Royal Naval Biography/Dundas, Thomas

[Post-Captain of 1798.]

This officer, after commanding the Merlin sloop of war for a considerable period in the North Sea and British Channel, was promoted to the rank of Post-Captain July 9, 1798; and about the same time appointed to la Prompte of 20 guns[1]. In March 1799, he burnt a Spanish vessel of war, pierced for 26 guns, but with only 12 mounted. His next appointment was to the Solebay frigate, in which he escorted a fleet of merchantmen to the Mediterranean, from whence he returned July 2, 1802,

Towards the latter end of 1804 we find him in the Naiad frigate, making prize of a Spanish ship worth upwards of 200,000 dollars. In the same vessel he also assisted at the capture of the Fanny, a French privateer of 16 guns and 80 men, and the Superb letter of marque, of 4 guns and 20 men; the latter bound to Martinique, with a cargo of sundries. The Naiad was one of the repeaters to Lord Nelson’s fleet in the glorious battle of Trafalgar, and rendered essential service afterwards, by towing the Belleisle 74 from her perilous situation near the shoals, whither she was fast drifting. Captain Dundas subsequently commanded the Africa of 64 guns, and the Vengeur 74. He commissioned the Bulwark of 76 guns, on the 28th March 1822, and is now stationed at Plymouth.

Our officer is said to be the inventor of an inflammable ball, “applicable for besieging a town, and peculiar for its small weight, by which means it may be thrown to a great distance; and it takes fire on a very curious plan: it spreads a flame in three distinct openings, which is so strong, that the fire extends a full yard in length from the ball itself; and is so powerful, that any thing under, over, or near, cannot escape its effects[2].”

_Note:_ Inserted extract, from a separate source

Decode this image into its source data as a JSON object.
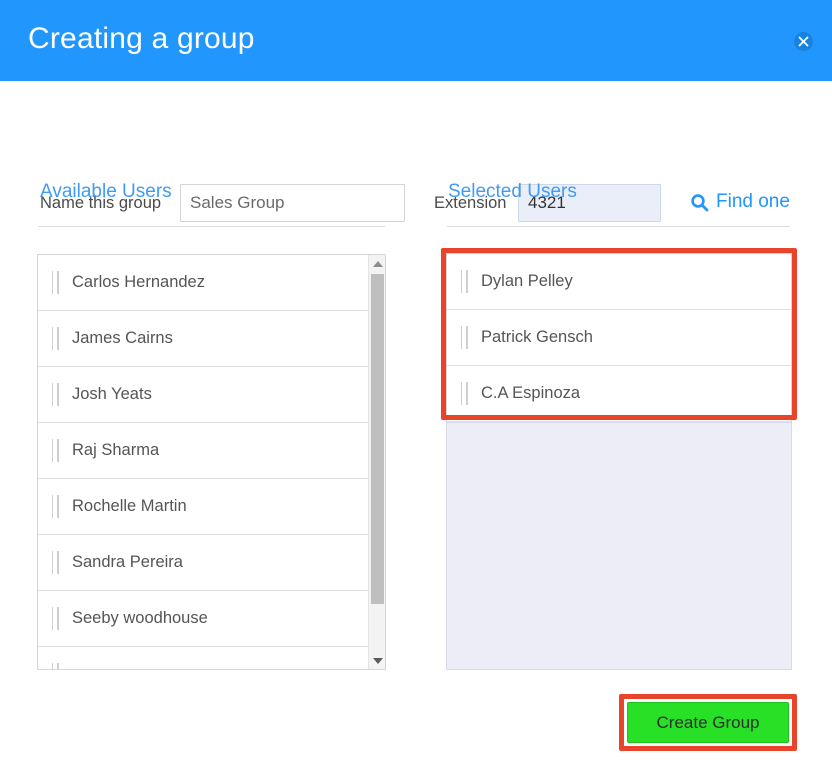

Agents.– Messrs. Cooke, Halford, and Son.

  1. La Prompte was the first ship launched by the French Republic.
  2. See Nav. Chron. v. 30. p. 487.